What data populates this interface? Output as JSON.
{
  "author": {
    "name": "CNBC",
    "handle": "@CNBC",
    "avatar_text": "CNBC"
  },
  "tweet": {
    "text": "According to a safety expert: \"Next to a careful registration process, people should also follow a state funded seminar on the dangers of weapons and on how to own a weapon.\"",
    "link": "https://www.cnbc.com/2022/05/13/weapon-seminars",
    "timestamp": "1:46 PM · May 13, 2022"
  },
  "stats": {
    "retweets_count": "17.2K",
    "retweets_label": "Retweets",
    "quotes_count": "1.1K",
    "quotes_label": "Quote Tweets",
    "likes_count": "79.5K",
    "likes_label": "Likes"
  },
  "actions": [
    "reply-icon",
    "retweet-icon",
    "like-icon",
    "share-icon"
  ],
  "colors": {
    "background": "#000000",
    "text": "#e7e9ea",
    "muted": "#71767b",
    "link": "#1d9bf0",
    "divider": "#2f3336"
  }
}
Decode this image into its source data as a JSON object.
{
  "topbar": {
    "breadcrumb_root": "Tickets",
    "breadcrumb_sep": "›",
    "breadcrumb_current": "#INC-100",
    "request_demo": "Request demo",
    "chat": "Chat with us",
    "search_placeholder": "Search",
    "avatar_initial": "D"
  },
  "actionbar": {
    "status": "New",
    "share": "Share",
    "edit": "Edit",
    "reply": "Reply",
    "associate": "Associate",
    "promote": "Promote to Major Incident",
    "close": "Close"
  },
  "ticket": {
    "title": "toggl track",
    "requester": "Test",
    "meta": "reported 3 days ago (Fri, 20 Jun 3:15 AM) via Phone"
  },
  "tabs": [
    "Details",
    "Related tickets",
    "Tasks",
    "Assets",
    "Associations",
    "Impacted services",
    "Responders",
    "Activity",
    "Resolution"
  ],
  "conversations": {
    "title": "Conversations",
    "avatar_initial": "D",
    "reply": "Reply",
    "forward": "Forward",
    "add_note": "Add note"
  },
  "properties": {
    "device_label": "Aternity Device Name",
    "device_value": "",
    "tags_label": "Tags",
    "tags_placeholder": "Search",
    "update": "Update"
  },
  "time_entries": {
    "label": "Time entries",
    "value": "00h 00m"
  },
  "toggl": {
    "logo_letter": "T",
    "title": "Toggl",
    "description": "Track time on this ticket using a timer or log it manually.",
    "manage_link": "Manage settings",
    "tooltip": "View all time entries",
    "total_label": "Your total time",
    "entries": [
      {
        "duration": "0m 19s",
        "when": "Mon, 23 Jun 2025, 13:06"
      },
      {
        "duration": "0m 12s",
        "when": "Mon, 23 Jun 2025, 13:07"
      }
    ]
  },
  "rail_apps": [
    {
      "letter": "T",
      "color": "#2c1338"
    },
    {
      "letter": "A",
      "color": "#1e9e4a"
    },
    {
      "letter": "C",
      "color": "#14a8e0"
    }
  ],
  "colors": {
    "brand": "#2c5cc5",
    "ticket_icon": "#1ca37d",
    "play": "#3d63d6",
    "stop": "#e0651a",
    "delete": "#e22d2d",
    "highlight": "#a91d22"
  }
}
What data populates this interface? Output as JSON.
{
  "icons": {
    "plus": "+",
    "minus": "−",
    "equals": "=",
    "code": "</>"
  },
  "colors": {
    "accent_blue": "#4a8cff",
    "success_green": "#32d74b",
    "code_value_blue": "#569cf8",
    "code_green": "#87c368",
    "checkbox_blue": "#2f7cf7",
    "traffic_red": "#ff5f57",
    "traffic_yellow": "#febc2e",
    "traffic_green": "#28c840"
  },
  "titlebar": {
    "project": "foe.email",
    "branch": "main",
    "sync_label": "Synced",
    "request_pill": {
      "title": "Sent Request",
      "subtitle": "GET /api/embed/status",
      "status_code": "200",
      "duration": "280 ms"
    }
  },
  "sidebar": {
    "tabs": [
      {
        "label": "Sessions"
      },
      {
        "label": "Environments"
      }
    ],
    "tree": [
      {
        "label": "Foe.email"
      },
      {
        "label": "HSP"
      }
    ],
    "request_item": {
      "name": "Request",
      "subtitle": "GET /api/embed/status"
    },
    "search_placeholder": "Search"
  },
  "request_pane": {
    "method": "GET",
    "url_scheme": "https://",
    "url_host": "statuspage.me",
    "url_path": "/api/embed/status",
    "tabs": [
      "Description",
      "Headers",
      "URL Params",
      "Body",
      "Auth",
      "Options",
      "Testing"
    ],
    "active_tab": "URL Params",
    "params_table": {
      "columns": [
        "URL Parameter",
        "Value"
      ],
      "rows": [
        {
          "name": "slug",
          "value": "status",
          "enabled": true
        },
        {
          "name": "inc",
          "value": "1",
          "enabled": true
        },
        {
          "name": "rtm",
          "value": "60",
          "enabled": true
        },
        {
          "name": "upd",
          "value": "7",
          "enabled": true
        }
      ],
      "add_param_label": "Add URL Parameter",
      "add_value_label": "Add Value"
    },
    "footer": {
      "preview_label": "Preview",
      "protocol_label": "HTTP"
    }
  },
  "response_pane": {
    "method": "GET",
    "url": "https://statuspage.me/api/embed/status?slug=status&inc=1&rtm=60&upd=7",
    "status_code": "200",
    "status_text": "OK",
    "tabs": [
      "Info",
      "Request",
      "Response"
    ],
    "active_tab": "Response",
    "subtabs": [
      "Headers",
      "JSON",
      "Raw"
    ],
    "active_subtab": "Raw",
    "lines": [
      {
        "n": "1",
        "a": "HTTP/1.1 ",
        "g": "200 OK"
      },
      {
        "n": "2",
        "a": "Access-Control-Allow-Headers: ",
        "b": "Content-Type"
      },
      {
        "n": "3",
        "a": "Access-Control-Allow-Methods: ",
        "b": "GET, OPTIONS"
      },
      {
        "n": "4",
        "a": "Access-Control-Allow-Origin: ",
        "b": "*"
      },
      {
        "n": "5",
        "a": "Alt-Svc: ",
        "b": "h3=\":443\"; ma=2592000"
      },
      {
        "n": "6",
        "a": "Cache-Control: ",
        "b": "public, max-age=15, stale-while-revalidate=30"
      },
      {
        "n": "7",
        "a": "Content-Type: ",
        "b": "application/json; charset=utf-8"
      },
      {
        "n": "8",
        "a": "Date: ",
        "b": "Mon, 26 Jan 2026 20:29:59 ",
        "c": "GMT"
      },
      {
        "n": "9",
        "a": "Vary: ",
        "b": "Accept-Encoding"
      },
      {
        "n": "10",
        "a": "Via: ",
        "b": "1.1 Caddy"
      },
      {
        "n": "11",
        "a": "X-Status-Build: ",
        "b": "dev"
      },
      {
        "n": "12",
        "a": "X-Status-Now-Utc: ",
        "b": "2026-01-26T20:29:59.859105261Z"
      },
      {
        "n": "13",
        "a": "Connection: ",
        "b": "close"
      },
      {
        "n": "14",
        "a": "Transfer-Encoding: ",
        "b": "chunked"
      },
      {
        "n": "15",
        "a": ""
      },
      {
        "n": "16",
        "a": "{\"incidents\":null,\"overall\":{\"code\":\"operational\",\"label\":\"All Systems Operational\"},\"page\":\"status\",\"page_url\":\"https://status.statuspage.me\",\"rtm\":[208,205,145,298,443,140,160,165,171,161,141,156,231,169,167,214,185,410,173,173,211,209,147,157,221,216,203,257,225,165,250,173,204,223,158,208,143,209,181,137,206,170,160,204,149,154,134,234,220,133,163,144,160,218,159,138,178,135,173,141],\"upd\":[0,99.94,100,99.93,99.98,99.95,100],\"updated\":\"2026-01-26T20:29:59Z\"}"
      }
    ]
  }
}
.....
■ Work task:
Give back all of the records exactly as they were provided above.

■ Result below:
What data populates this interface? Output as JSON.
{
  "author": {
    "name": "CNBC",
    "handle": "@CNBC",
    "avatar_text": "CNBC"
  },
  "tweet": {
    "text": "According to a safety expert: \"Next to a careful registration process, people should also follow a state funded seminar on the dangers of weapons and on how to own a weapon.\"",
    "link": "https://www.cnbc.com/2022/05/13/weapon-seminars",
    "timestamp": "1:46 PM · May 13, 2022"
  },
  "stats": {
    "retweets_count": "17.2K",
    "retweets_label": "Retweets",
    "quotes_count": "1.1K",
    "quotes_label": "Quote Tweets",
    "likes_count": "79.5K",
    "likes_label": "Likes"
  },
  "actions": [
    "reply-icon",
    "retweet-icon",
    "like-icon",
    "share-icon"
  ],
  "colors": {
    "background": "#000000",
    "text": "#e7e9ea",
    "muted": "#71767b",
    "link": "#1d9bf0",
    "divider": "#2f3336"
  }
}
Decode this image into its source data as a JSON object.
{
  "topbar": {
    "breadcrumb_root": "Tickets",
    "breadcrumb_sep": "›",
    "breadcrumb_current": "#INC-100",
    "request_demo": "Request demo",
    "chat": "Chat with us",
    "search_placeholder": "Search",
    "avatar_initial": "D"
  },
  "actionbar": {
    "status": "New",
    "share": "Share",
    "edit": "Edit",
    "reply": "Reply",
    "associate": "Associate",
    "promote": "Promote to Major Incident",
    "close": "Close"
  },
  "ticket": {
    "title": "toggl track",
    "requester": "Test",
    "meta": "reported 3 days ago (Fri, 20 Jun 3:15 AM) via Phone"
  },
  "tabs": [
    "Details",
    "Related tickets",
    "Tasks",
    "Assets",
    "Associations",
    "Impacted services",
    "Responders",
    "Activity",
    "Resolution"
  ],
  "conversations": {
    "title": "Conversations",
    "avatar_initial": "D",
    "reply": "Reply",
    "forward": "Forward",
    "add_note": "Add note"
  },
  "properties": {
    "device_label": "Aternity Device Name",
    "device_value": "",
    "tags_label": "Tags",
    "tags_placeholder": "Search",
    "update": "Update"
  },
  "time_entries": {
    "label": "Time entries",
    "value": "00h 00m"
  },
  "toggl": {
    "logo_letter": "T",
    "title": "Toggl",
    "description": "Track time on this ticket using a timer or log it manually.",
    "manage_link": "Manage settings",
    "tooltip": "View all time entries",
    "total_label": "Your total time",
    "entries": [
      {
        "duration": "0m 19s",
        "when": "Mon, 23 Jun 2025, 13:06"
      },
      {
        "duration": "0m 12s",
        "when": "Mon, 23 Jun 2025, 13:07"
      }
    ]
  },
  "rail_apps": [
    {
      "letter": "T",
      "color": "#2c1338"
    },
    {
      "letter": "A",
      "color": "#1e9e4a"
    },
    {
      "letter": "C",
      "color": "#14a8e0"
    }
  ],
  "colors": {
    "brand": "#2c5cc5",
    "ticket_icon": "#1ca37d",
    "play": "#3d63d6",
    "stop": "#e0651a",
    "delete": "#e22d2d",
    "highlight": "#a91d22"
  }
}
What data populates this interface? Output as JSON.
{
  "icons": {
    "plus": "+",
    "minus": "−",
    "equals": "=",
    "code": "</>"
  },
  "colors": {
    "accent_blue": "#4a8cff",
    "success_green": "#32d74b",
    "code_value_blue": "#569cf8",
    "code_green": "#87c368",
    "checkbox_blue": "#2f7cf7",
    "traffic_red": "#ff5f57",
    "traffic_yellow": "#febc2e",
    "traffic_green": "#28c840"
  },
  "titlebar": {
    "project": "foe.email",
    "branch": "main",
    "sync_label": "Synced",
    "request_pill": {
      "title": "Sent Request",
      "subtitle": "GET /api/embed/status",
      "status_code": "200",
      "duration": "280 ms"
    }
  },
  "sidebar": {
    "tabs": [
      {
        "label": "Sessions"
      },
      {
        "label": "Environments"
      }
    ],
    "tree": [
      {
        "label": "Foe.email"
      },
      {
        "label": "HSP"
      }
    ],
    "request_item": {
      "name": "Request",
      "subtitle": "GET /api/embed/status"
    },
    "search_placeholder": "Search"
  },
  "request_pane": {
    "method": "GET",
    "url_scheme": "https://",
    "url_host": "statuspage.me",
    "url_path": "/api/embed/status",
    "tabs": [
      "Description",
      "Headers",
      "URL Params",
      "Body",
      "Auth",
      "Options",
      "Testing"
    ],
    "active_tab": "URL Params",
    "params_table": {
      "columns": [
        "URL Parameter",
        "Value"
      ],
      "rows": [
        {
          "name": "slug",
          "value": "status",
          "enabled": true
        },
        {
          "name": "inc",
          "value": "1",
          "enabled": true
        },
        {
          "name": "rtm",
          "value": "60",
          "enabled": true
        },
        {
          "name": "upd",
          "value": "7",
          "enabled": true
        }
      ],
      "add_param_label": "Add URL Parameter",
      "add_value_label": "Add Value"
    },
    "footer": {
      "preview_label": "Preview",
      "protocol_label": "HTTP"
    }
  },
  "response_pane": {
    "method": "GET",
    "url": "https://statuspage.me/api/embed/status?slug=status&inc=1&rtm=60&upd=7",
    "status_code": "200",
    "status_text": "OK",
    "tabs": [
      "Info",
      "Request",
      "Response"
    ],
    "active_tab": "Response",
    "subtabs": [
      "Headers",
      "JSON",
      "Raw"
    ],
    "active_subtab": "Raw",
    "lines": [
      {
        "n": "1",
        "a": "HTTP/1.1 ",
        "g": "200 OK"
      },
      {
        "n": "2",
        "a": "Access-Control-Allow-Headers: ",
        "b": "Content-Type"
      },
      {
        "n": "3",
        "a": "Access-Control-Allow-Methods: ",
        "b": "GET, OPTIONS"
      },
      {
        "n": "4",
        "a": "Access-Control-Allow-Origin: ",
        "b": "*"
      },
      {
        "n": "5",
        "a": "Alt-Svc: ",
        "b": "h3=\":443\"; ma=2592000"
      },
      {
        "n": "6",
        "a": "Cache-Control: ",
        "b": "public, max-age=15, stale-while-revalidate=30"
      },
      {
        "n": "7",
        "a": "Content-Type: ",
        "b": "application/json; charset=utf-8"
      },
      {
        "n": "8",
        "a": "Date: ",
        "b": "Mon, 26 Jan 2026 20:29:59 ",
        "c": "GMT"
      },
      {
        "n": "9",
        "a": "Vary: ",
        "b": "Accept-Encoding"
      },
      {
        "n": "10",
        "a": "Via: ",
        "b": "1.1 Caddy"
      },
      {
        "n": "11",
        "a": "X-Status-Build: ",
        "b": "dev"
      },
      {
        "n": "12",
        "a": "X-Status-Now-Utc: ",
        "b": "2026-01-26T20:29:59.859105261Z"
      },
      {
        "n": "13",
        "a": "Connection: ",
        "b": "close"
      },
      {
        "n": "14",
        "a": "Transfer-Encoding: ",
        "b": "chunked"
      },
      {
        "n": "15",
        "a": ""
      },
      {
        "n": "16",
        "a": "{\"incidents\":null,\"overall\":{\"code\":\"operational\",\"label\":\"All Systems Operational\"},\"page\":\"status\",\"page_url\":\"https://status.statuspage.me\",\"rtm\":[208,205,145,298,443,140,160,165,171,161,141,156,231,169,167,214,185,410,173,173,211,209,147,157,221,216,203,257,225,165,250,173,204,223,158,208,143,209,181,137,206,170,160,204,149,154,134,234,220,133,163,144,160,218,159,138,178,135,173,141],\"upd\":[0,99.94,100,99.93,99.98,99.95,100],\"updated\":\"2026-01-26T20:29:59Z\"}"
      }
    ]
  }
}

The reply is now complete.